Repeat the entries below exactly and in full.

--- RECORDS FOR THIS EXERCISE ---

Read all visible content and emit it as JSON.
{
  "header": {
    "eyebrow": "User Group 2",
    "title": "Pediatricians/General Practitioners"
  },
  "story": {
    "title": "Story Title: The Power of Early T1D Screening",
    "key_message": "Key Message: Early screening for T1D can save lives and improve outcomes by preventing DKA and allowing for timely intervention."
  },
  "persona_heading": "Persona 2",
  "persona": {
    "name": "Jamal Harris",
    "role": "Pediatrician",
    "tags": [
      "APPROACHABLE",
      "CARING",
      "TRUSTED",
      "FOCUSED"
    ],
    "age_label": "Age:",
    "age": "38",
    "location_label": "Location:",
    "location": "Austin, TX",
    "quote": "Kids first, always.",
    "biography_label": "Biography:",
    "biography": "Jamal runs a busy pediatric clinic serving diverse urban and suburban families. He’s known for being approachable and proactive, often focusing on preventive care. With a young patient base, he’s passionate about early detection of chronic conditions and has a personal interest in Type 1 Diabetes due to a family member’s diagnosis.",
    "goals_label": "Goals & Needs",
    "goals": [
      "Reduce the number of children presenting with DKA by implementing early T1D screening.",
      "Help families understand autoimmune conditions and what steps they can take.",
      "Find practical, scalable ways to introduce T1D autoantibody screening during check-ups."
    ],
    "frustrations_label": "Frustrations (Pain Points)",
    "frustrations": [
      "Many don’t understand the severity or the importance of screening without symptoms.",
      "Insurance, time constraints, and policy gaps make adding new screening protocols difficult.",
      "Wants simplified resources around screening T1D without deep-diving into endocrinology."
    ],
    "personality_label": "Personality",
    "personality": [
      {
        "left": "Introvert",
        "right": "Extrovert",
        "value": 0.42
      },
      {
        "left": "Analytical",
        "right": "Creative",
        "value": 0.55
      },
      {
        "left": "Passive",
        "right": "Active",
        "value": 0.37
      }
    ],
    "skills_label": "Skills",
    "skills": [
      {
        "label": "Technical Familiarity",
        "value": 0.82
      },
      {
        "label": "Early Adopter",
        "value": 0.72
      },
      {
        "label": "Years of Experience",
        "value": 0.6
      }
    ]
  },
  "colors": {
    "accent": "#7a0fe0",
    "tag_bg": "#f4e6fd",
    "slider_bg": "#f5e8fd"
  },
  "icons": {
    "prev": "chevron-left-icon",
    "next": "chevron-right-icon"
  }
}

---

### COMPLETED TASK
Read all visible content and emit it as JSON.
{
  "header": {
    "eyebrow": "User Group 2",
    "title": "Pediatricians/General Practitioners"
  },
  "story": {
    "title": "Story Title: The Power of Early T1D Screening",
    "key_message": "Key Message: Early screening for T1D can save lives and improve outcomes by preventing DKA and allowing for timely intervention."
  },
  "persona_heading": "Persona 2",
  "persona": {
    "name": "Jamal Harris",
    "role": "Pediatrician",
    "tags": [
      "APPROACHABLE",
      "CARING",
      "TRUSTED",
      "FOCUSED"
    ],
    "age_label": "Age:",
    "age": "38",
    "location_label": "Location:",
    "location": "Austin, TX",
    "quote": "Kids first, always.",
    "biography_label": "Biography:",
    "biography": "Jamal runs a busy pediatric clinic serving diverse urban and suburban families. He’s known for being approachable and proactive, often focusing on preventive care. With a young patient base, he’s passionate about early detection of chronic conditions and has a personal interest in Type 1 Diabetes due to a family member’s diagnosis.",
    "goals_label": "Goals & Needs",
    "goals": [
      "Reduce the number of children presenting with DKA by implementing early T1D screening.",
      "Help families understand autoimmune conditions and what steps they can take.",
      "Find practical, scalable ways to introduce T1D autoantibody screening during check-ups."
    ],
    "frustrations_label": "Frustrations (Pain Points)",
    "frustrations": [
      "Many don’t understand the severity or the importance of screening without symptoms.",
      "Insurance, time constraints, and policy gaps make adding new screening protocols difficult.",
      "Wants simplified resources around screening T1D without deep-diving into endocrinology."
    ],
    "personality_label": "Personality",
    "personality": [
      {
        "left": "Introvert",
        "right": "Extrovert",
        "value": 0.42
      },
      {
        "left": "Analytical",
        "right": "Creative",
        "value": 0.55
      },
      {
        "left": "Passive",
        "right": "Active",
        "value": 0.37
      }
    ],
    "skills_label": "Skills",
    "skills": [
      {
        "label": "Technical Familiarity",
        "value": 0.82
      },
      {
        "label": "Early Adopter",
        "value": 0.72
      },
      {
        "label": "Years of Experience",
        "value": 0.6
      }
    ]
  },
  "colors": {
    "accent": "#7a0fe0",
    "tag_bg": "#f4e6fd",
    "slider_bg": "#f5e8fd"
  },
  "icons": {
    "prev": "chevron-left-icon",
    "next": "chevron-right-icon"
  }
}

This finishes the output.